Assessment of long term pain

The experience of pain is complex and influenced by the degree of tissue injury, current mood, previous experience of pain and understanding of the cause and significance of pain. Previous unpleasant thoughts, emotions and experiences can also contribute to the current perception of pain and if unresolved, can act as a barrier to treatment.
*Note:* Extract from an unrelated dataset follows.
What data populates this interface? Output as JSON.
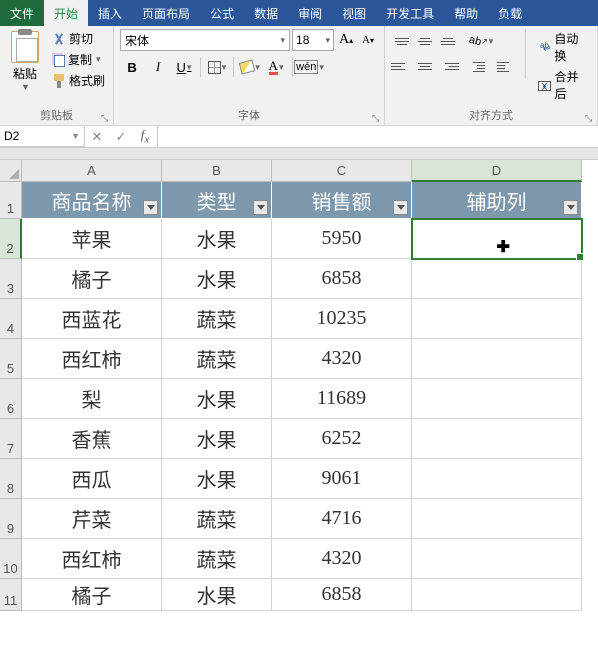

A full pain history should therefore include:

  • Description of pain
  • Where is the pain?
  • Does it radiate elsewhere?
  • What does the pain feel like (eg, aching, burning, stabbing)?
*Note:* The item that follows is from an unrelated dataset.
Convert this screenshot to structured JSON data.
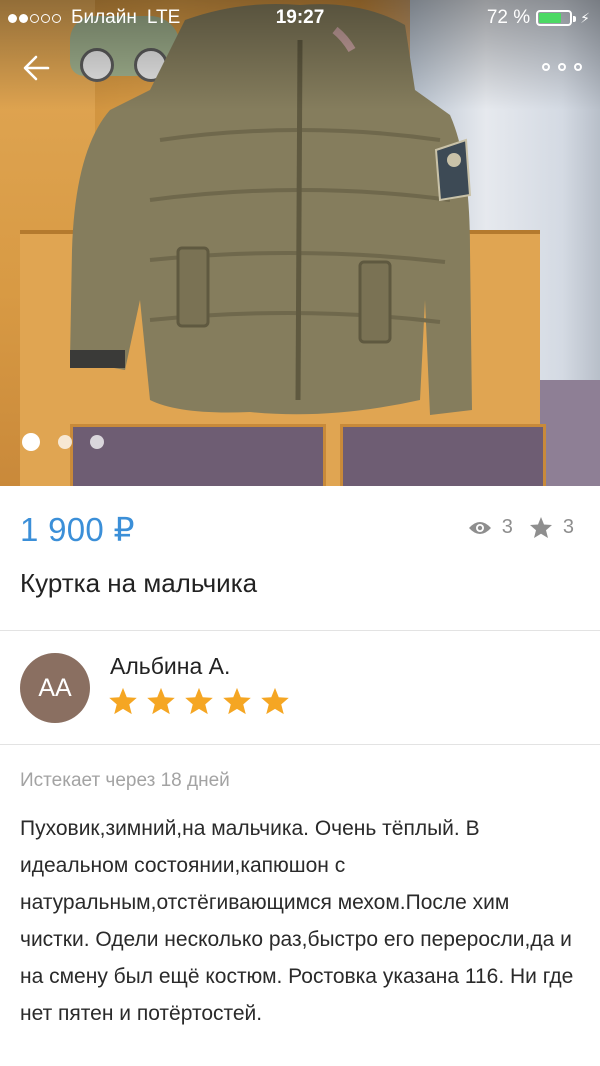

  • Does it vary in intensity?
  • What makes it worse?
  • What makes it better?
  • What is the effect on sleep?
  • What is the effect on mood?
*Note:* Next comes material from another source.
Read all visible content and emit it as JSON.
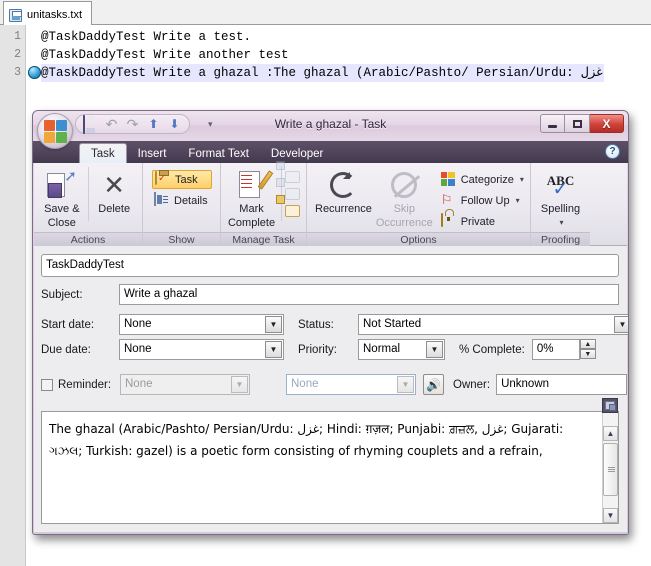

  • What is the effect on physical function?
  • What is the effect on vocational/social function?
  • Current medications and response to drugs (it may be appropriate to continue non-opioid therapies which have been previously effective)
  • Response to previous medications and other interventions including self-management strategies and alternative therapies (ff opioids have previously been ineffective it is unlikely that offering an alternative opioid preparation will be helpful.)
  • Physical health including operations and illnesses. NB some comorbidities such as renal or hepatic impairment and sleep apnoea, will influence the choice of drug, dose and safety of therapy
  • Mental health including emotional trauma, previous and current mood, contact with mental health circumstances. Mental health comorbidities and a history of significant emotional trauma are not a contraindication to opioid therapy but: 
    • are a risk factor for opioid therapy becoming prolonged and for high doses to be used
    • patients may use opioids to blunt unpleasant thoughts and experiences: this may make opioids difficult to stop
    • are a risk factor for addiction to prescribed opioids
    • will be contributory to the current pain experience so need to be identified and managed separately.
  • Current or previous history of addiction to drugs or alcohol. Patients with a current or past history of addiction will need careful management and support in collaboration with specialists with expertise in addiction (for more information click here).
  • Patient circumstances and context (employment, family responsibilities, sources of support). Patients with a family/household member with addiction will need additional support and counselling about risks of diversion of controlled drugs.
  • Patient’s understanding of pain and expectations of outcome.
  • Pain assessment tools eg, VAS, Brief Pain Inventory, Leeds Neuropathic Pain Scale.
  • Relevant physical examination including observation of patient mobility, distress.
  • Imaging and other diagnostics (x-rays, scans, blood tests and electrophysiology).

Further Reading

Faculty of Pain Medicine. Conducting Quality Consultations in Pain Medicine. 2015.